The fertilizer situation has exposed how dependent Malawi agriculture is on inorganic fertilizers. Chinyamunyamu proposes that deliberate action should be taken to improve soil fertility at national level by promoting the complimentary usage of organic fertilizers and manure that help to improve soil health. Improving soil acidity levels is also key for fertilizers to be more efficient.

She notes that “The challenges brought by climate change means we have to aim at increasing our yields but in an environmentally sustainable manner.”

Stacia Nordin, a Permaculture Designer of Never-Ending Food (NED) agrees with Chinyamunyamu on the need to pay special attention to soil health if Malawi is to see changes in crop productivity.

“The repeated use of chemical fertilizers disturbs life within the soil and can pollute our air and water affecting productivity and environmental and human health,” said Nordin.

This, she said, affects productivity of the soil.

Nordin warned that “The soil is in desperate need for help.
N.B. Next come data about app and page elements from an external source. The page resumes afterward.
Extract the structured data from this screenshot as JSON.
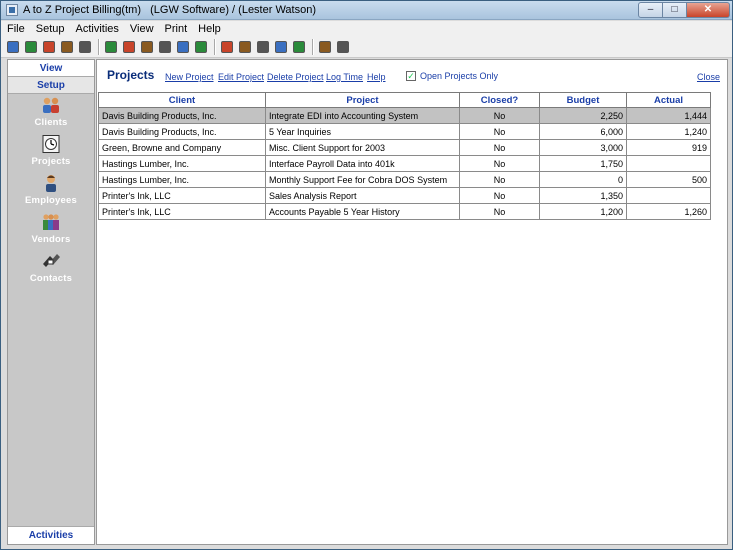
{
  "window": {
    "title": "A to Z Project Billing(tm)   (LGW Software) / (Lester Watson)",
    "controls": {
      "minimize": "–",
      "maximize": "□",
      "close": "✕"
    }
  },
  "menu": [
    "File",
    "Setup",
    "Activities",
    "View",
    "Print",
    "Help"
  ],
  "toolbar": {
    "groups": [
      [
        "clients-icon",
        "projects-icon",
        "employees-icon",
        "vendors-icon",
        "contacts-icon"
      ],
      [
        "timer-icon",
        "calendar-icon",
        "invoice-icon",
        "report-icon",
        "ledger-icon",
        "list-icon"
      ],
      [
        "home-icon",
        "grid-icon",
        "schedule-icon",
        "preview-icon",
        "window-icon"
      ],
      [
        "help-icon",
        "exit-icon"
      ]
    ]
  },
  "sidebar": {
    "view_label": "View",
    "setup_label": "Setup",
    "items": [
      {
        "name": "clients",
        "label": "Clients",
        "icon": "clients-icon"
      },
      {
        "name": "projects",
        "label": "Projects",
        "icon": "clock-icon"
      },
      {
        "name": "employees",
        "label": "Employees",
        "icon": "employee-icon"
      },
      {
        "name": "vendors",
        "label": "Vendors",
        "icon": "vendors-icon"
      },
      {
        "name": "contacts",
        "label": "Contacts",
        "icon": "contacts-icon"
      }
    ],
    "activities_label": "Activities"
  },
  "main": {
    "title": "Projects",
    "links": {
      "new": "New Project",
      "edit": "Edit Project",
      "delete": "Delete Project",
      "log": "Log Time",
      "help": "Help",
      "close": "Close"
    },
    "filter": {
      "label": "Open Projects Only",
      "checked": true
    },
    "columns": [
      "Client",
      "Project",
      "Closed?",
      "Budget",
      "Actual"
    ],
    "rows": [
      {
        "client": "Davis Building Products, Inc.",
        "project": "Integrate EDI into Accounting System",
        "closed": "No",
        "budget": "2,250",
        "actual": "1,444",
        "selected": true
      },
      {
        "client": "Davis Building Products, Inc.",
        "project": "5 Year Inquiries",
        "closed": "No",
        "budget": "6,000",
        "actual": "1,240"
      },
      {
        "client": "Green, Browne and Company",
        "project": "Misc. Client Support for 2003",
        "closed": "No",
        "budget": "3,000",
        "actual": "919"
      },
      {
        "client": "Hastings Lumber, Inc.",
        "project": "Interface Payroll Data into 401k",
        "closed": "No",
        "budget": "1,750",
        "actual": ""
      },
      {
        "client": "Hastings Lumber, Inc.",
        "project": "Monthly Support Fee for Cobra DOS System",
        "closed": "No",
        "budget": "0",
        "actual": "500"
      },
      {
        "client": "Printer's Ink, LLC",
        "project": "Sales Analysis Report",
        "closed": "No",
        "budget": "1,350",
        "actual": ""
      },
      {
        "client": "Printer's Ink, LLC",
        "project": "Accounts Payable 5 Year History",
        "closed": "No",
        "budget": "1,200",
        "actual": "1,260"
      }
    ]
  }
}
There is need to provide care by covering it with organic matter, feeding it a diverse organic diet, and fostering biodiversity in our agriculture systems.”

As to how this can be promoted, Nordin said “Let’s reduce support to synthetic chemicals and seeds in our purchases, businesses, policies, and programmes.  These actions are causing an artificial imbalance in the market skewed to chemically dependent narrow food system.”

Maize Crop grown under Permaculture Practice at the Nordin's

Ministry of Agriculture Public Relations Officer, Gracian Lungu, could not provide specific actions the Ministry plans to undertake to address the situation at hand, to avert the anticipated reduced crop production, apart from implementing the Agriculture Input Program (AIP), which benefits only a handful of farmers through provision of seed, and two bags of fertilizer (Urea and NPK).

On her part, Chinyamunyamu said her organisation is actively promoting the use of organic manure and other technologies such as Mbeya fertilizer, among smallholder farmers. She said Mbeya fertilizer requires minimal amounts of inorganic fertilizers but is equally efficient, enabling farmers produce at a reduced cost.

In the face of climate change, the impact of these challenges is very significant. In the last growing season Malawi already experienced reduced crop yields due to a combination of factors including delayed onset of rains in most parts of the country, and devastation by Tropical Cyclone Ana (which hit some parts of the country, more especially the southern region) in January this year. The rising cost of farm inputs, and lack of a clear policy and plan by government may be another disaster in the making, contrary to second sustainable development goal which aims to end hunger, achieve food security and improved nutrition and promote sustainable agriculture by 2030.